(GIVEN DATA):
"""
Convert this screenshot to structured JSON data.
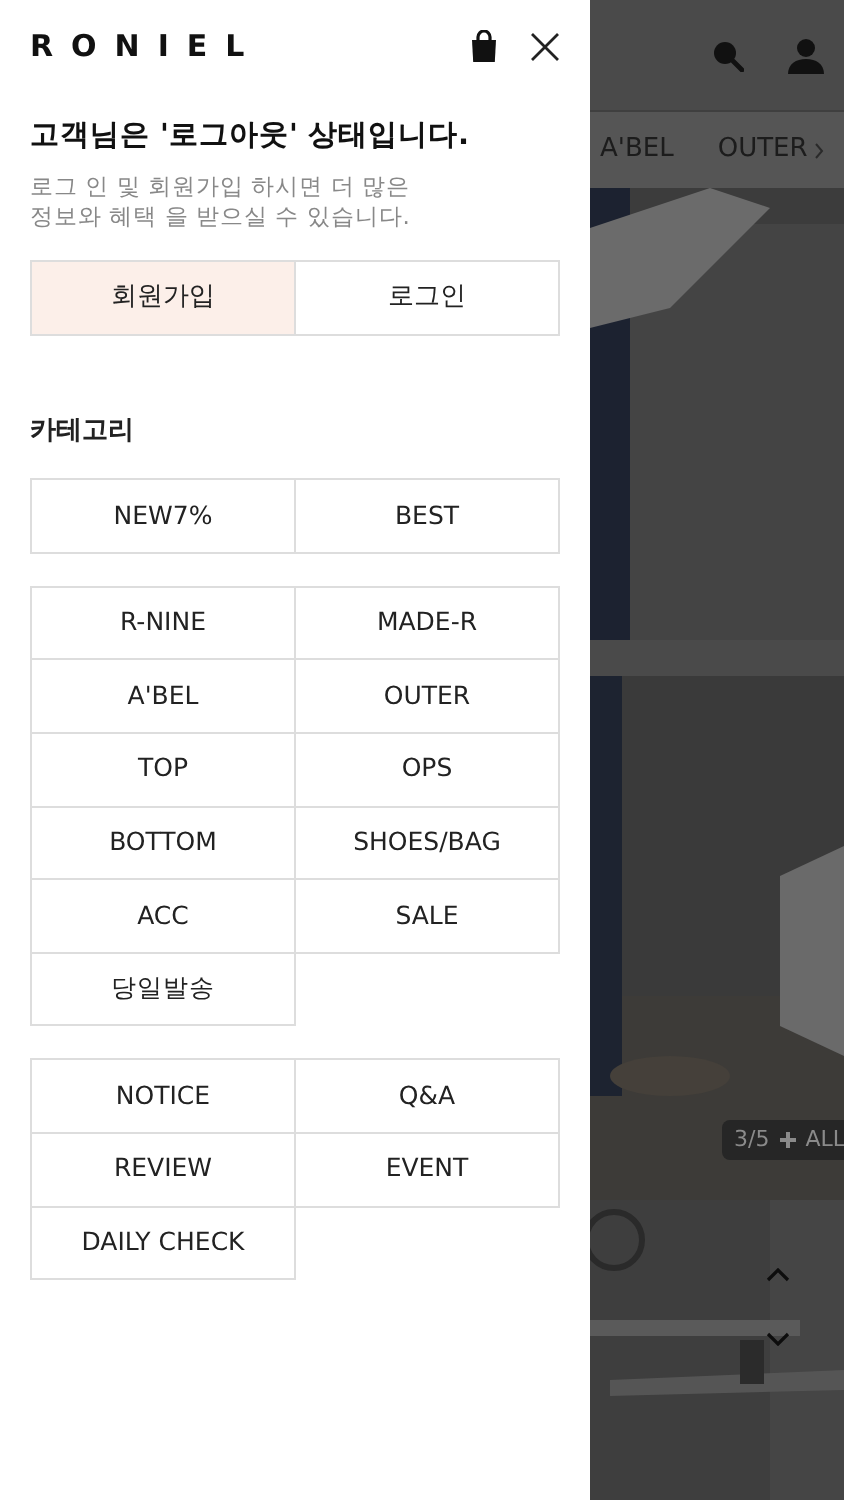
{
  "drawer": {
    "logo": "RONIEL",
    "notice": {
      "title": "고객님은 '로그아웃' 상태입니다.",
      "description_lines": [
        "로그 인 및 회원가입 하시면 더 많은",
        "정보와 혜택 을 받으실 수 있습니다."
      ]
    },
    "auth_buttons": [
      {
        "label": "회원가입",
        "selected": true
      },
      {
        "label": "로그인",
        "selected": false
      }
    ],
    "category_heading": "카테고리",
    "menu_groups": [
      [
        "NEW7%",
        "BEST"
      ],
      [
        "R-NINE",
        "MADE-R",
        "A'BEL",
        "OUTER",
        "TOP",
        "OPS",
        "BOTTOM",
        "SHOES/BAG",
        "ACC",
        "SALE",
        "당일발송"
      ],
      [
        "NOTICE",
        "Q&A",
        "REVIEW",
        "EVENT",
        "DAILY CHECK"
      ]
    ]
  },
  "background_page": {
    "category_tabs": [
      "A'BEL",
      "OUTER"
    ],
    "slide_counter": "3/5",
    "all_label": "ALL"
  }
}
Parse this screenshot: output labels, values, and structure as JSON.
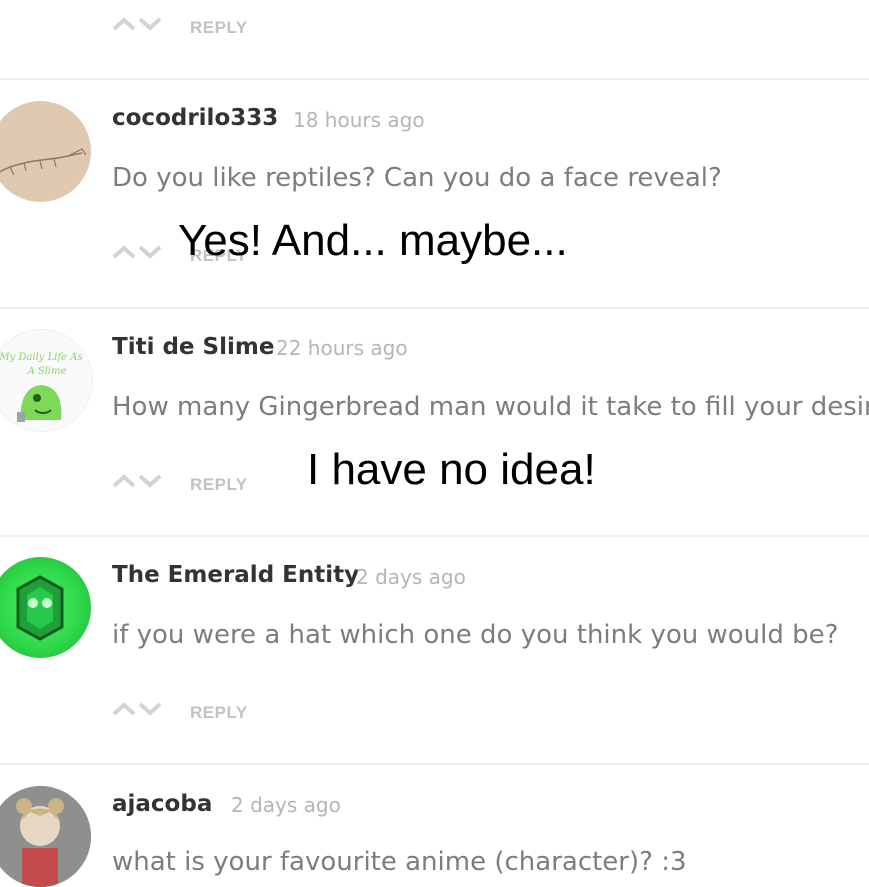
{
  "reply_label": "REPLY",
  "comments": [
    {
      "username": "cocodrilo333",
      "time": "18 hours ago",
      "text": "Do you like reptiles? Can you do a face reveal?"
    },
    {
      "username": "Titi de Slime",
      "time": "22 hours ago",
      "text": "How many Gingerbread man would it take to fill your desire"
    },
    {
      "username": "The Emerald Entity",
      "time": "2 days ago",
      "text": "if you were a hat which one do you think you would be?"
    },
    {
      "username": "ajacoba",
      "time": "2 days ago",
      "text": "what is your favourite anime (character)? :3"
    }
  ],
  "avatar_text": {
    "titi": "My Daily Life As A Slime"
  },
  "answers": [
    "Yes! And... maybe...",
    "I have no idea!"
  ],
  "colors": {
    "reply": "#c2c2c2",
    "username": "#333333",
    "text": "#7d7d7d",
    "time": "#b5b5b5",
    "emerald": "#2fd94a"
  }
}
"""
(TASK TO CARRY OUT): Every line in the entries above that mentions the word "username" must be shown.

(RESPONSE BELOW):
      "username": "cocodrilo333",
      "username": "Titi de Slime",
      "username": "The Emerald Entity",
      "username": "ajacoba",
    "username": "#333333",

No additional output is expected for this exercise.